Jim Bartos, Brooklyn Park
Gun that looks like cellphone? Brilliant idea. Just brilliant.
What a great idea by Kirk Kjellberg (“Gun designer aims for success,” March 31). Everyone should have a gun that looks like a cellphone. It would solve so many typical daily problems. Especially if you are in a restaurant with children, as Kjellberg stated. Slow service? Problem solved with a single shot. I want my cellphone to have a laser feature — then I would feel really safe. (New from Apple: the iGun.) You thought texting while driving was a problem?
Jerome Ryan, Minneapolis
UNIVERSITY OF MINNESOTA
Costs in coaching contracts are hardly where the troubles end
In questioning the $7 million buyout provision for the University of Minnesota basketball coach, the two newest regents refer to “a university bubble where logic doesn’t quite look the same as it does for the rest of us.” (“Change is urged on big U coaching deals,” March 31).
This should be just the beginning of such questions. The 2015 administrative cost report includes some astounding total amounts in several general categories, such as $80.3 million for “leadership,” $77.5 million for consulting and professional services for “mission,” and $66.1 million for consulting and professional services for “mission support.”
The March 31 issue of the Star Tribune also includes a report on student loan debt (“Tales of student debt aired at Capitol,” March 31). There is a connection here.
Just as Wall Street bankers created a housing bubble using other people’s money, the senior administrators and the older regents have created a higher-education bubble using student loan debt.

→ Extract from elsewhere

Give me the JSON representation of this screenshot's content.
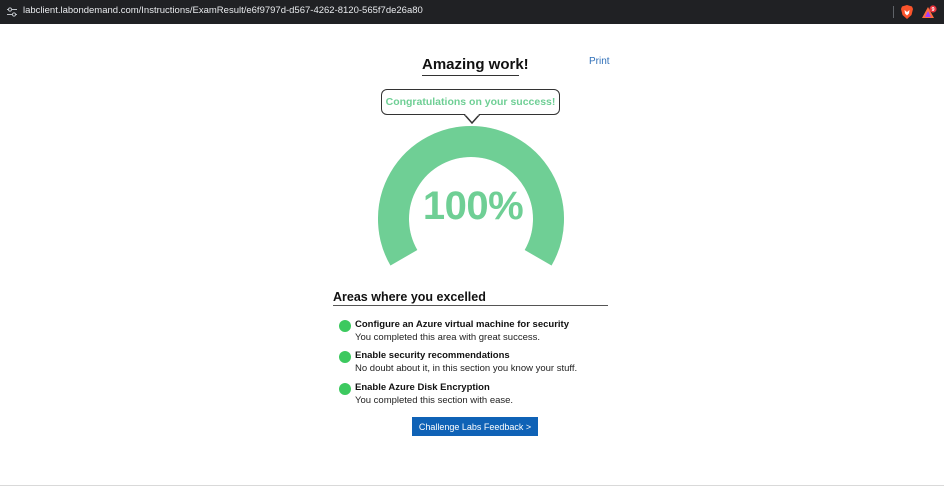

When this budget balloon bursts, they will walk away unscathed, just as the investment bankers did. The students (and their parents) will suffer harm from the student loan debt that inflated the balloon. They will be shackled with that debt for many years.
Michael W. McNabb, Lakeville